Monday, January 26, 2009

Cooperative Learning

Cooperative learning is not a new concept. Designing learning situations where students work together to achieve designated goals has been a long term instructional strategy. Research reminds us that effective learning groups are well structured and rely on positive interdependence, social interaction skills and accountability to assure success for all participants.

With these guidelines in mind, consider the expanded options for cooperative learning groups. Updated connectivity and global technologies make local and international collaboration equally accessible. Students can establish shared bookmark sites and online calendars to manage project tasks. They can use video conferencing tools to meet across the miles. Students can work together to complete quests online or in a virtual world.

As educators we have the opportunity to align with colleagues across the hall or across the globe to remove the walls and expand the outlook of our students. Let's think beyond our past experiences and embrace the power of technology.
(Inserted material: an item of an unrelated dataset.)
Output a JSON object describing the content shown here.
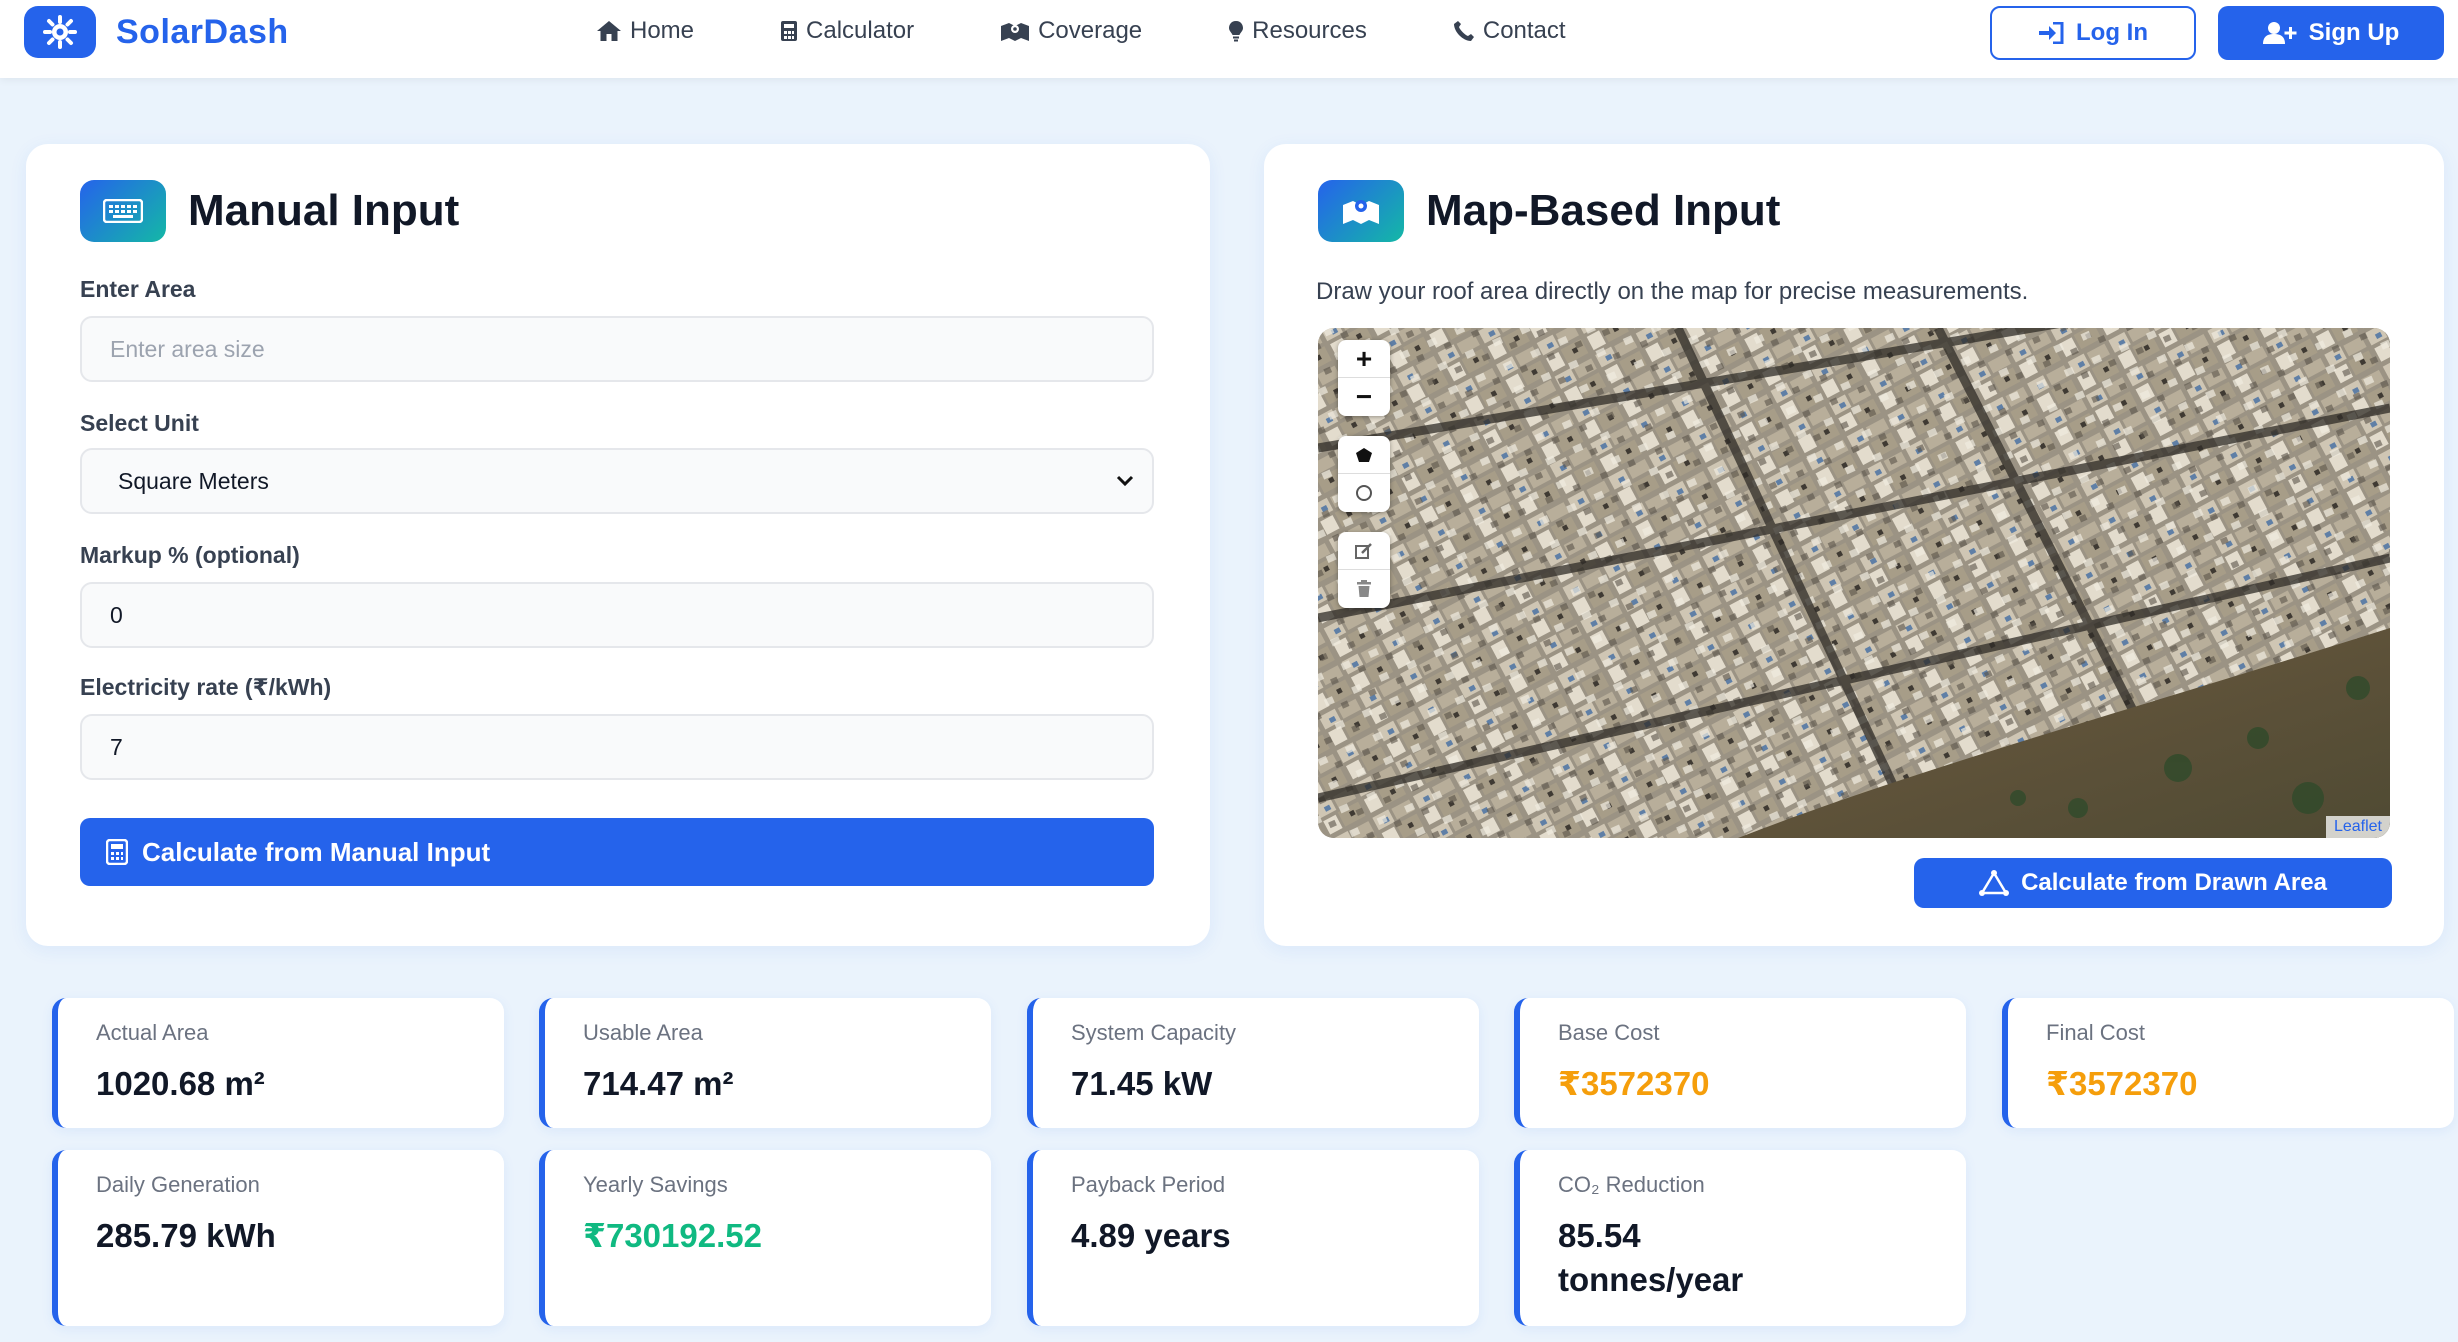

Let's rethink the possibilities.

Based on content found in: Classroom Instruction That Works: Research-Based Strategies for Increasing Student Achievement written by Robert Marzano, Debra Pickering, and Jane Pollock and Using Technology with Classroom Instruction that Works written by Howard Pilter, Elizabeth R. Hubbell, Matt Kuhn and Kim Malenoski

No comments: